EXTRACTED ENTRIES:
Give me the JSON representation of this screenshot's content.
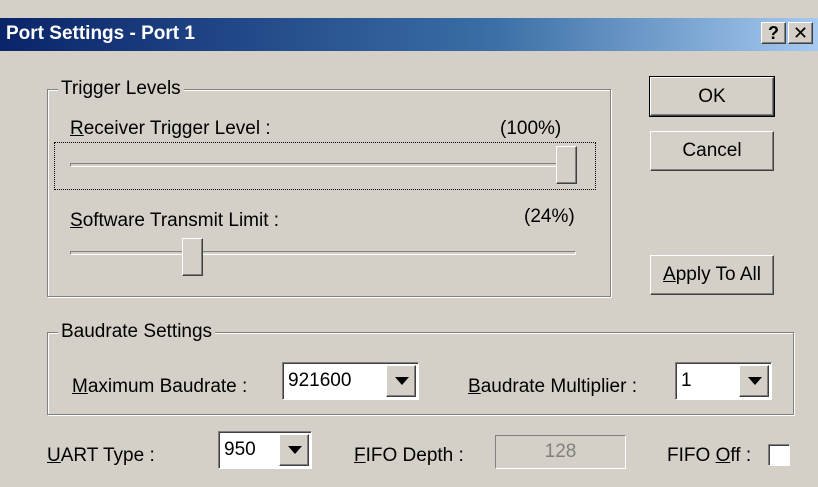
{
  "window": {
    "title": "Port Settings - Port 1",
    "help_glyph": "?",
    "close_glyph": "✕"
  },
  "trigger_levels": {
    "group_title": "Trigger Levels",
    "receiver": {
      "mnemonic": "R",
      "label_rest": "eceiver Trigger Level :",
      "value_text": "(100%)",
      "level_percent": 100
    },
    "software": {
      "mnemonic": "S",
      "label_rest": "oftware Transmit Limit :",
      "value_text": "(24%)",
      "level_percent": 24
    }
  },
  "buttons": {
    "ok": "OK",
    "cancel": "Cancel",
    "apply_mnemonic": "A",
    "apply_rest": "pply To All"
  },
  "baudrate": {
    "group_title": "Baudrate Settings",
    "max_mnemonic": "M",
    "max_rest": "aximum Baudrate :",
    "max_value": "921600",
    "mult_mnemonic": "B",
    "mult_rest": "audrate Multiplier :",
    "mult_value": "1"
  },
  "uart": {
    "mnemonic": "U",
    "label_rest": "ART Type :",
    "value": "950"
  },
  "fifo": {
    "depth_mnemonic": "F",
    "depth_rest": "IFO Depth :",
    "depth_value": "128",
    "off_prefix": "FIFO ",
    "off_mnemonic": "O",
    "off_rest": "ff :",
    "off_checked": false
  }
}
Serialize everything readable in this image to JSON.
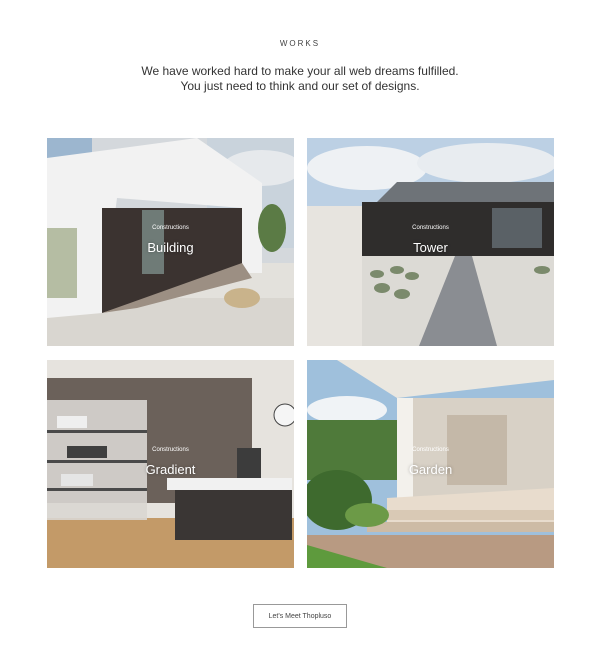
{
  "section": {
    "label": "WORKS"
  },
  "intro": {
    "line1": "We have worked hard to make your all web dreams fulfilled.",
    "line2": "You just need to think and our set of designs."
  },
  "projects": [
    {
      "category": "Constructions",
      "title": "Building"
    },
    {
      "category": "Constructions",
      "title": "Tower"
    },
    {
      "category": "Constructions",
      "title": "Gradient"
    },
    {
      "category": "Constructions",
      "title": "Garden"
    }
  ],
  "cta": {
    "label": "Let's Meet Thopluso"
  }
}
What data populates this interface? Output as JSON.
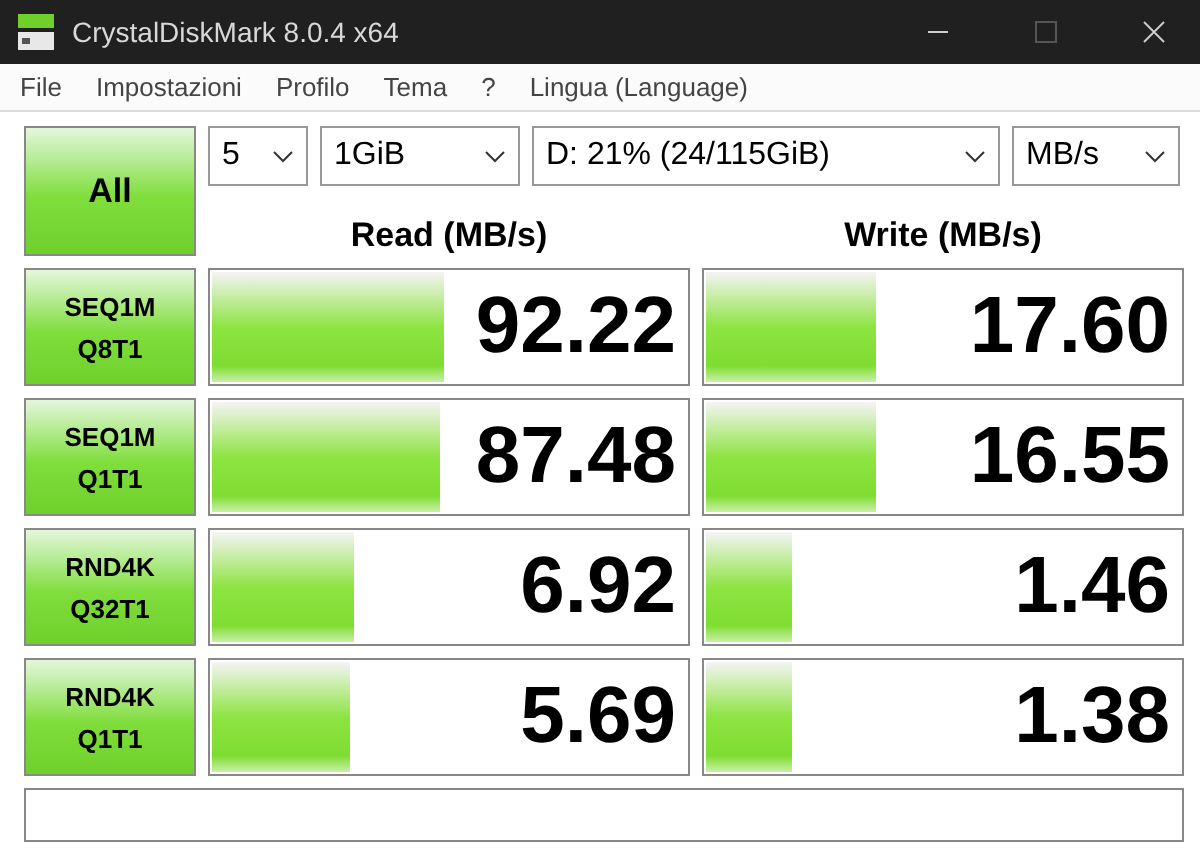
{
  "window": {
    "title": "CrystalDiskMark 8.0.4 x64"
  },
  "menu": [
    "File",
    "Impostazioni",
    "Profilo",
    "Tema",
    "?",
    "Lingua (Language)"
  ],
  "all_button": "All",
  "selectors": [
    {
      "value": "5"
    },
    {
      "value": "1GiB"
    },
    {
      "value": "D: 21% (24/115GiB)"
    },
    {
      "value": "MB/s"
    }
  ],
  "headers": [
    "Read (MB/s)",
    "Write (MB/s)"
  ],
  "tests": [
    {
      "name": "SEQ1M",
      "params": "Q8T1",
      "read": {
        "value": "92.22",
        "level": 0.49
      },
      "write": {
        "value": "17.60",
        "level": 0.36
      }
    },
    {
      "name": "SEQ1M",
      "params": "Q1T1",
      "read": {
        "value": "87.48",
        "level": 0.48
      },
      "write": {
        "value": "16.55",
        "level": 0.36
      }
    },
    {
      "name": "RND4K",
      "params": "Q32T1",
      "read": {
        "value": "6.92",
        "level": 0.3
      },
      "write": {
        "value": "1.46",
        "level": 0.18
      }
    },
    {
      "name": "RND4K",
      "params": "Q1T1",
      "read": {
        "value": "5.69",
        "level": 0.29
      },
      "write": {
        "value": "1.38",
        "level": 0.18
      }
    }
  ]
}
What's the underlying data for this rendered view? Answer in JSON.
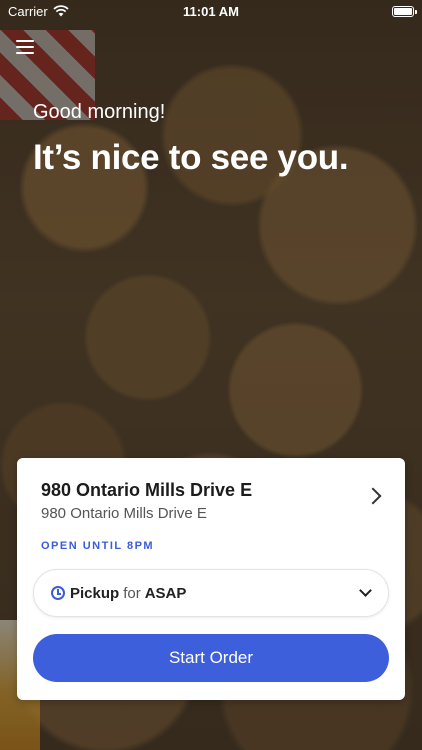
{
  "status_bar": {
    "carrier": "Carrier",
    "time": "11:01 AM"
  },
  "header": {
    "greeting": "Good morning!",
    "headline": "It’s nice to see you."
  },
  "location": {
    "name": "980 Ontario Mills Drive E",
    "address": "980 Ontario Mills Drive E",
    "hours": "OPEN UNTIL 8PM"
  },
  "pickup": {
    "mode": "Pickup",
    "connector": "for",
    "time": "ASAP"
  },
  "actions": {
    "start_order": "Start Order"
  },
  "colors": {
    "accent": "#3e5fdc",
    "hours_text": "#3b5bdb"
  },
  "icons": {
    "menu": "hamburger-icon",
    "wifi": "wifi-icon",
    "battery": "battery-icon",
    "chevron_right": "chevron-right-icon",
    "clock": "clock-icon",
    "chevron_down": "chevron-down-icon"
  }
}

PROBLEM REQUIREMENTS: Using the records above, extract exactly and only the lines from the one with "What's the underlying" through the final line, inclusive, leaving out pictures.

RESULT OF THIS EXERCISE:
What's the underlying data for this rendered view? Answer in JSON.
{
  "status_bar": {
    "carrier": "Carrier",
    "time": "11:01 AM"
  },
  "header": {
    "greeting": "Good morning!",
    "headline": "It’s nice to see you."
  },
  "location": {
    "name": "980 Ontario Mills Drive E",
    "address": "980 Ontario Mills Drive E",
    "hours": "OPEN UNTIL 8PM"
  },
  "pickup": {
    "mode": "Pickup",
    "connector": "for",
    "time": "ASAP"
  },
  "actions": {
    "start_order": "Start Order"
  },
  "colors": {
    "accent": "#3e5fdc",
    "hours_text": "#3b5bdb"
  },
  "icons": {
    "menu": "hamburger-icon",
    "wifi": "wifi-icon",
    "battery": "battery-icon",
    "chevron_right": "chevron-right-icon",
    "clock": "clock-icon",
    "chevron_down": "chevron-down-icon"
  }
}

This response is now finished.